At that time, there was an opportunity to propose idea to some companies, and I prepared a mini practical project in line with my academic research project for a distribution company. As the time was flying and I was closer to my defense, I was getting more and more interested in doing research. Two years after my M.Sc. and already finalizing the third practical project, which was a renewable energy-based project, I decided to get some international experiences, so I started my Ph.D. in Brazil, where I learned how to become a better researcher. Indeed, studying in different subfields of Electrical Engineering during my B.Sc. (Electronics), M.Sc. (Control Engineering), and Ph.D. (Power System Engineering) helps me a lot to enjoy expanding some practical ideas. Before starting my postdoc in 2017 at Aalto that was, among all, a great experience for me to learn the high importance of doing multi-disciplinary research, I have had the chance to be a postdoctoral researcher in Brazil, and a Visiting researcher in Spain.
Why I am a researcher thanks goes to my parents. I never wanted to participate and go to school, instead, I always wanted to listen to music and play the violin. My parents tried really hard to keep me motivated such that I have always been among the top three students in the class. As you see, it was mostly a coincidence that now I am here as a researcher and occasionally playing my violin, it could be the other way around.
What have been some of the high points of your career?
I try to pay attention equally to different aspects, so I can’t name any individual highlight in my career. But I would say the moments that I could be of any help to my colleagues, students, and researchers are the best moments, and from my research outcomes, I am happy with proposing a new business model for integrated community energy systems and proposing a novel framework for carbon footprint management, because both works strongly contribute to the radical transition toward carbon-free future.
What are the characteristics that a researcher needs?
To me, ethicality, working by heart, and helping others come first. I strongly believe helping others and seeing their success and happiness is the primary key to our happiness and success. Also, diligence and persistence are the other key factors in becoming a successful researcher. I would also like to remind that we can always learn from our failures so my advice is that never give up, be prepared for positive changes and upgrade the knowledge.
I would like to emphasize that being flexible, respecting all different ideas, and improving the ability to work in a multi-cultural group always help you in making a friendly international network, which is a great step toward being a successful researcher.
What are your expectations for the future?
The future is very bright for research environments with a good infrastructure for multi-disciplinary collaboration.

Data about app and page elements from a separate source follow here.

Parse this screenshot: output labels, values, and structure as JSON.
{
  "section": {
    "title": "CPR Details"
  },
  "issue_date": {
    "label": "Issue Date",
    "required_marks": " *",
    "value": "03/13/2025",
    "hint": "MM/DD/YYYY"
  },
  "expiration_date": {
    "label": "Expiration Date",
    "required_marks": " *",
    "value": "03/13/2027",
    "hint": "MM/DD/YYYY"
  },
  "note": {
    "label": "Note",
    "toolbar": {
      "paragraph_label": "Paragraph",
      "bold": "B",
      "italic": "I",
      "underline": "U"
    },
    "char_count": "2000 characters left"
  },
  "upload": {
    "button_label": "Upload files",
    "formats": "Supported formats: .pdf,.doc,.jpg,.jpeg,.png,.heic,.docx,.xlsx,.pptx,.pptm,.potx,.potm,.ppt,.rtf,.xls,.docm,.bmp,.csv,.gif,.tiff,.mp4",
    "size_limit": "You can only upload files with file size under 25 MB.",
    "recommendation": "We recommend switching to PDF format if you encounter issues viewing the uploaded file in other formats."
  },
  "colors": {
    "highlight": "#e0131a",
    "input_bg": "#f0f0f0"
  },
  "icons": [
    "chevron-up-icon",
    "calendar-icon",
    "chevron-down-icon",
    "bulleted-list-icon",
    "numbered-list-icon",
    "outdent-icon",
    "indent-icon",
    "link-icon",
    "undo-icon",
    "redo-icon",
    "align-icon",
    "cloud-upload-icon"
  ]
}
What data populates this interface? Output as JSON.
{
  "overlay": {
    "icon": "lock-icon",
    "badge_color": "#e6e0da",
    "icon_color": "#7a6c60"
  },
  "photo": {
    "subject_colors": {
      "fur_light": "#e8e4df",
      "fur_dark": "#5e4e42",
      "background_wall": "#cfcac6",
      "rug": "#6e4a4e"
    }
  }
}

I joined Aalto in 2017, and I see Aalto university as a great ecosystem where you can easily find keen researchers from different fields and start a collaboration and address the most challenging problems.